History detective, historian, investigative writer & specialist tour guide

POW sign Paginatan with local children

At Paginatan, situated on the death march track 26 miles (40 kms) from Ranau, the POW Route sign erected by the Sabah Tourism Board (see Following the Death March Route) has been supplemented by a special historical marker. As the the first village to be reached after leaving Sandakan, almost 200 kms away, Paginatan was a vital staging post and an important part of the POW story.

In 2010, recognising the significance of the site, Datuk Irene Charuruks, (Managing Director of Sabah Tourism), Lynette Silver and Tham Yau Kong initiated a joint Australian/Sabahan project to erect an historic marker at the village. In August that year, group of young Australians from Lindisfarne Grammar School and a large number of local villagers formed a human chain to collect more than 100 rocks from a nearby stream – one rock for every POW who died in or around the village. These were then formed into a small cairn, to create a base for the marker.

rock collection

making the pile

The Paginatan Historical Marker, unveiled jointly by POW relatives and village elders on 26 April 2011, completed the signage along the ‘POW Trail’. It is situated under a large fig tree at the western end of the village, a short distance from the POW cemetery, the site of the POW hut, and the Japanese store house, where a POW labour force deposited the bags of rice they had carried from Ranau.

Putting the final rock in place

Paginatan Historic Marker

The rock collectors
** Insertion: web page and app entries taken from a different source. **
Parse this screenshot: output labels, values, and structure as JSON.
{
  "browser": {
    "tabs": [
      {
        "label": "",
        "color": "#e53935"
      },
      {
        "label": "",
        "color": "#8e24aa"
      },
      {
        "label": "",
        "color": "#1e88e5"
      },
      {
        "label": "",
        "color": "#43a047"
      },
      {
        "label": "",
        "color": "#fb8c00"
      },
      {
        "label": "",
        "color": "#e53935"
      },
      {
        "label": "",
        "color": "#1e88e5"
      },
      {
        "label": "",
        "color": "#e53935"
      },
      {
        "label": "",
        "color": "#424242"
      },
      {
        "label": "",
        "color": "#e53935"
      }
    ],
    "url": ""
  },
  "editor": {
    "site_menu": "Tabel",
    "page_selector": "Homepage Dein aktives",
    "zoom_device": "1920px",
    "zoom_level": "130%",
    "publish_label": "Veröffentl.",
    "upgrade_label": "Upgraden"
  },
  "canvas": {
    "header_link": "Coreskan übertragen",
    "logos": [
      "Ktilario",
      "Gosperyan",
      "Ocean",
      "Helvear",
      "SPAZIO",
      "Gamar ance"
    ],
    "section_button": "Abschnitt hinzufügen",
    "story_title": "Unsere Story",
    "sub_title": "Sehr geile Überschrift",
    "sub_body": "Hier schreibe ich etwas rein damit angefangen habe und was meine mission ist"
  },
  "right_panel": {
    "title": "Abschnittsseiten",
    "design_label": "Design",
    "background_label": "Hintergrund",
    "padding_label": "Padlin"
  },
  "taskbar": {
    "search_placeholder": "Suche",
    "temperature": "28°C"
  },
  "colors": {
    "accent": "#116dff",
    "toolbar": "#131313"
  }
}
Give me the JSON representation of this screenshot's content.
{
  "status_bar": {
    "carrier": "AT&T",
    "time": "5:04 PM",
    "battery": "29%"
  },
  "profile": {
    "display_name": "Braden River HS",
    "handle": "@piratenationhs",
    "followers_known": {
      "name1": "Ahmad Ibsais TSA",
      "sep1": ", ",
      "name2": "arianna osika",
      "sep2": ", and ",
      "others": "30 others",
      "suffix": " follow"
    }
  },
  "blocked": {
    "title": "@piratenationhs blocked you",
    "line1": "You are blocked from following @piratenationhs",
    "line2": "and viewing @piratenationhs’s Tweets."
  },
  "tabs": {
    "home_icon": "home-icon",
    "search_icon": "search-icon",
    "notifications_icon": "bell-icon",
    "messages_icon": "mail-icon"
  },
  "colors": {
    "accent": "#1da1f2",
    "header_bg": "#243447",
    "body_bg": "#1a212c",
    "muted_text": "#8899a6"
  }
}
The information panel, in English and Bahasa Malay, records not only the story of the POWs, but also the bravery of local people, who risked their lives to help them. (Note:  The signage quotes the number of dead at 200. The actual number who died in or near the village is estimated to be well over 100, as many death records did not record actual place of death.  Post-war, 103 bodies were recovered in the Paginatan area. Of these, 95 were found buried in a makeshift cemetery on the river’s edge, but  it is known that a substantial number of remains were washed away by floods.) For more historical information see Sandakan Death Marches.